- Get in a LinkedIn pod to give it some extra engagement.
- Watch the number of your leads grow.
This strategy has allowed us to go viral multiple times because LinkedIn gauges the virality of the content based on how many engagements it has. The more comments you have, the more LinkedIn will put your content in front of more people.
Also, since the link has to go through a “gate” you don’t have to put out your link anywhere in the post minimizing the chance of LinkedIn penalizing you.
There is also the prequalification aspect, you only get comments from people who are genuinely interested.
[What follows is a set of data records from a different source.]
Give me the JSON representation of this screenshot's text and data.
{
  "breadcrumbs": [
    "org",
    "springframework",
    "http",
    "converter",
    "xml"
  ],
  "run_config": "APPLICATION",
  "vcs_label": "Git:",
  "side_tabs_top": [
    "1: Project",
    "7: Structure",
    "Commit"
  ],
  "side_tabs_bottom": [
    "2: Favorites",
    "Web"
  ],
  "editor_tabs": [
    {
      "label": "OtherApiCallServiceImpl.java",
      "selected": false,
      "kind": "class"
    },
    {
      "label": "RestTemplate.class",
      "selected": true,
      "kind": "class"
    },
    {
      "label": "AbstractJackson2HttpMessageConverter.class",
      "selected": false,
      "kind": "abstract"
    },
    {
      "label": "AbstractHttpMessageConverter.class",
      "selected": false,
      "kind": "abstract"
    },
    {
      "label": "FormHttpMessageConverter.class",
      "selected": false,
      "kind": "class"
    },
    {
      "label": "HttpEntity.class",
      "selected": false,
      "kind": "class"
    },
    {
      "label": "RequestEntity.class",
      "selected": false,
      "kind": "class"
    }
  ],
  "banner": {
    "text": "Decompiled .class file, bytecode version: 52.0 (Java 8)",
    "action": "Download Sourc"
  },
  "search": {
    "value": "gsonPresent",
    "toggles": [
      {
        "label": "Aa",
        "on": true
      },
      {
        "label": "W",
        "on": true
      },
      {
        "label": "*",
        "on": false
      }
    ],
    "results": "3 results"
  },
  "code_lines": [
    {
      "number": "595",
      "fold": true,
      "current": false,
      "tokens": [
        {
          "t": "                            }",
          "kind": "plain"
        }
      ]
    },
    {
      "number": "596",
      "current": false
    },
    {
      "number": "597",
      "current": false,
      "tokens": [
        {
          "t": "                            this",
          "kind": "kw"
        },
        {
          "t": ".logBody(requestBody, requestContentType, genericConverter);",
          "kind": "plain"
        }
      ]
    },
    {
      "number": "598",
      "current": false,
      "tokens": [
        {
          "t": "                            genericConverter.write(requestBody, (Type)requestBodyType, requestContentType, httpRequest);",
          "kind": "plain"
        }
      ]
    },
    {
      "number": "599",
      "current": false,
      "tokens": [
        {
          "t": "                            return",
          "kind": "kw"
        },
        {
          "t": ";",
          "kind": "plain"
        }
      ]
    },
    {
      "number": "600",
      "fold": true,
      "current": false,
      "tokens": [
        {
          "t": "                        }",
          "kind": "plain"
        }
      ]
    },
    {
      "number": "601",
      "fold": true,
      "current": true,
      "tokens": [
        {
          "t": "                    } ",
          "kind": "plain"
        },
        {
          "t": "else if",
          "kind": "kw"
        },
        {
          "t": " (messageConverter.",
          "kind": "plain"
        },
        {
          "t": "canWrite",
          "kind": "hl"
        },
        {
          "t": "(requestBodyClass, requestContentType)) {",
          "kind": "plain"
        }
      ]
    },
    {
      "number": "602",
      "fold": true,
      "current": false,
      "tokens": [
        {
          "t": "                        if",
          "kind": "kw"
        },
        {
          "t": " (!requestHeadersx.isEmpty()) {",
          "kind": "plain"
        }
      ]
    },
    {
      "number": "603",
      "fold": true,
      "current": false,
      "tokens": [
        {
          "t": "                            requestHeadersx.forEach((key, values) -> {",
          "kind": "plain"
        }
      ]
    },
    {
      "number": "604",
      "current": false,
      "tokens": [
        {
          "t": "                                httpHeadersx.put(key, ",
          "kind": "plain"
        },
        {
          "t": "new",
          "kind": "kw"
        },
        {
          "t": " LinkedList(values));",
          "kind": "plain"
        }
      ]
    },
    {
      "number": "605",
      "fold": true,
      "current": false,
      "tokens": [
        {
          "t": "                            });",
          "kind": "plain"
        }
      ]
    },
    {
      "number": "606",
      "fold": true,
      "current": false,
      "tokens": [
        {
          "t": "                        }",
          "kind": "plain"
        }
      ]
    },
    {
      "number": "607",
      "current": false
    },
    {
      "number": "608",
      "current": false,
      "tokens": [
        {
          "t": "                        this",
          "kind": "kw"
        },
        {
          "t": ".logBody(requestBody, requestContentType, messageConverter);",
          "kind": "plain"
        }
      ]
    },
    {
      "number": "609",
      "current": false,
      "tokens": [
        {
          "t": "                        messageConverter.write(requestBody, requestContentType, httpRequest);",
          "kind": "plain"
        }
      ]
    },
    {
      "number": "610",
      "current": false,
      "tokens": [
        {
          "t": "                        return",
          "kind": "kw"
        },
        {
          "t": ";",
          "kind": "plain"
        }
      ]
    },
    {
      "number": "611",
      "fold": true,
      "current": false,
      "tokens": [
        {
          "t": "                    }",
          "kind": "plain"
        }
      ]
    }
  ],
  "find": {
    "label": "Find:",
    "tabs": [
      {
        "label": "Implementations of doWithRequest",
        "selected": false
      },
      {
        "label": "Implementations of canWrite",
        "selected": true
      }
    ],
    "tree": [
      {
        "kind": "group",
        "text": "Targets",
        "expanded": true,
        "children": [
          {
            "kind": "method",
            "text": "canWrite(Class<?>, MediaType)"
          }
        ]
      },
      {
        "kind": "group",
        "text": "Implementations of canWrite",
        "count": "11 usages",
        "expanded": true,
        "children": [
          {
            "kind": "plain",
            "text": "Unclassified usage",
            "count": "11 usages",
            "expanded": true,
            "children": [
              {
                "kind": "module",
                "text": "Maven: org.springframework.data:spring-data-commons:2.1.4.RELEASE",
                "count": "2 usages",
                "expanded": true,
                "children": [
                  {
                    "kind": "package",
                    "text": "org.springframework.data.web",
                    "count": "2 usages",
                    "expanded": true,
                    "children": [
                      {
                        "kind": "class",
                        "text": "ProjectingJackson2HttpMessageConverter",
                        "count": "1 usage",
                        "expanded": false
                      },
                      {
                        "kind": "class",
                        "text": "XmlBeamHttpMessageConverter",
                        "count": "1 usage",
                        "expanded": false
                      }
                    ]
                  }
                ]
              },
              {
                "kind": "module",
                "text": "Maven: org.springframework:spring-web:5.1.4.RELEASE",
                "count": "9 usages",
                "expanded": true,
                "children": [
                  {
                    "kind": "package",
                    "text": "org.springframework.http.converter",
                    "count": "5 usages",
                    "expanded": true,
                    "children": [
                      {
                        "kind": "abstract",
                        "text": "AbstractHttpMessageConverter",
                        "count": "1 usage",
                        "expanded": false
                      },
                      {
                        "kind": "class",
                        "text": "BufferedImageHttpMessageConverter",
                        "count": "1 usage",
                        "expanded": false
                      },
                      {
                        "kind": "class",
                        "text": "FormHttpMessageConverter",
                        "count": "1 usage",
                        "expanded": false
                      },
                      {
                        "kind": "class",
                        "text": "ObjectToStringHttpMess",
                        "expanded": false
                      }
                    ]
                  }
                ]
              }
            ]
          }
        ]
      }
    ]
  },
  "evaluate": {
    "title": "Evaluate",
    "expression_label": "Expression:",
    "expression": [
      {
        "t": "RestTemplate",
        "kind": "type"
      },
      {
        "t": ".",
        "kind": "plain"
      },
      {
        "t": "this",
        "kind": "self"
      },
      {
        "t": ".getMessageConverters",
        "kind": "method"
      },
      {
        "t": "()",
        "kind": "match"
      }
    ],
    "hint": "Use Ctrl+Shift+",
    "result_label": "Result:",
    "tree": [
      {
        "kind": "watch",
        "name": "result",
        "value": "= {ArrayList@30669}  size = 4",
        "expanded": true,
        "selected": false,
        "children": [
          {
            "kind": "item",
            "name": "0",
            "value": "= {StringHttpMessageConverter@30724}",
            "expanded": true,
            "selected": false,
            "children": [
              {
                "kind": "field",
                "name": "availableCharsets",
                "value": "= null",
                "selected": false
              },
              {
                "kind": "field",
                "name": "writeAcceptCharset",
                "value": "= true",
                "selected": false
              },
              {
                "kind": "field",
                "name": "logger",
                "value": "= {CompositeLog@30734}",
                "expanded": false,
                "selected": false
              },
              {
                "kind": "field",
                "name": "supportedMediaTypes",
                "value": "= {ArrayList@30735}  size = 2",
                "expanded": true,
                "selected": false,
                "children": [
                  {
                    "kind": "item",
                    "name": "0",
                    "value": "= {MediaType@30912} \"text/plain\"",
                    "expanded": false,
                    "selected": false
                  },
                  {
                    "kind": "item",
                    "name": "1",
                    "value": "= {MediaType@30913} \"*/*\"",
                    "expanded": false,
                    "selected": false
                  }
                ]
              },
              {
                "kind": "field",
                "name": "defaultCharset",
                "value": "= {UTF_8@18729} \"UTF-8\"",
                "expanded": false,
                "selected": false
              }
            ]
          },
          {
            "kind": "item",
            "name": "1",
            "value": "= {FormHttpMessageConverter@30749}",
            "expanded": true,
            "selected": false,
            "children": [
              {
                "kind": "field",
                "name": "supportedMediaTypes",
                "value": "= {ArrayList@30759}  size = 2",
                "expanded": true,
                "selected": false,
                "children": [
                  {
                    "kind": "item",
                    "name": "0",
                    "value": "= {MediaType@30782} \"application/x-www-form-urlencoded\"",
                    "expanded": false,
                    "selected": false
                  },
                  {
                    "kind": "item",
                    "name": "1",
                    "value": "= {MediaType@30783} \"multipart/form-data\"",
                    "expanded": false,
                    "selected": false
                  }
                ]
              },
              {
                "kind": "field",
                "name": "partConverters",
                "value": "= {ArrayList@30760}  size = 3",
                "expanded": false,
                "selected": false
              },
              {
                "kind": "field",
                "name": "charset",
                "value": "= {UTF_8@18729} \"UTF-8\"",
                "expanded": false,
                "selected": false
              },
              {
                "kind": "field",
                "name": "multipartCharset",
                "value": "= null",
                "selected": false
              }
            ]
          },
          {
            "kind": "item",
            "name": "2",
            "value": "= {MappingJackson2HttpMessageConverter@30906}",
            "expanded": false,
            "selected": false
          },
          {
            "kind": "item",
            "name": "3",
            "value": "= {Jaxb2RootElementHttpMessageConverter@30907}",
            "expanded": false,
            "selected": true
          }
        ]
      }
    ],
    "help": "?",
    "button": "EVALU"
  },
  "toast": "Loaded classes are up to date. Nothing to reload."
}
And, you get to be relational with them since you contact them directly.
Note: If you’re going to host the link on your website, make sure that you send them to a landing page that is being tracked with a UTM on Analytics.
You can’t growth hack if you don’t track.
Adding a Third-Party
LinkedIn pods are not the only third-party hack that we have to generate inbound leads, another way we do it is using Facebook, but it relies on having prospects’ emails ready.
This is how you do it:
- Create a custom audience on Facebook Ads using a targeted email list
- Place in an ad that doesn’t sell but serves as brand recall
- Run the ad
Alternatively, you can also do this with a Facebook Pixel if you managed to create a landing page on your website for your post giveaway on LinkedIn.
The reason we like this is because it promotes a “softer” sell without actively having to do anything.
Pushing for brand recall is usually more than enough to supplement the posts that prospects see and any direct campaign that you’re running.
Lastly, is minimizing the active work that you do on your outbound campaigns, through automation.
Now there are a lot of apps out there but one of the best that we’ve seen is Zopto.
They allow you automated prospecting solutions, combined with a cloud-based service that helps minimize being penalized by the platform.
We’ve found that it even helps with targeted campaign prospecting, which is a great feature to have especially if you want to combine both outbound and inbound lead generation.
I’m all for outbound lead generation, but having an inbound lead generation strategy will do wonders for your conversions.
Passive lead generation doesn’t take more than two hours to set up and it uses no effort in bringing in leads afterwards.
Growth hacking isn’t just about working the hardest, but being as efficient as possible with the resources that you have.
Don’t put your profile to waste and your posts to waste.
Use them as a secondary funnel for your leads.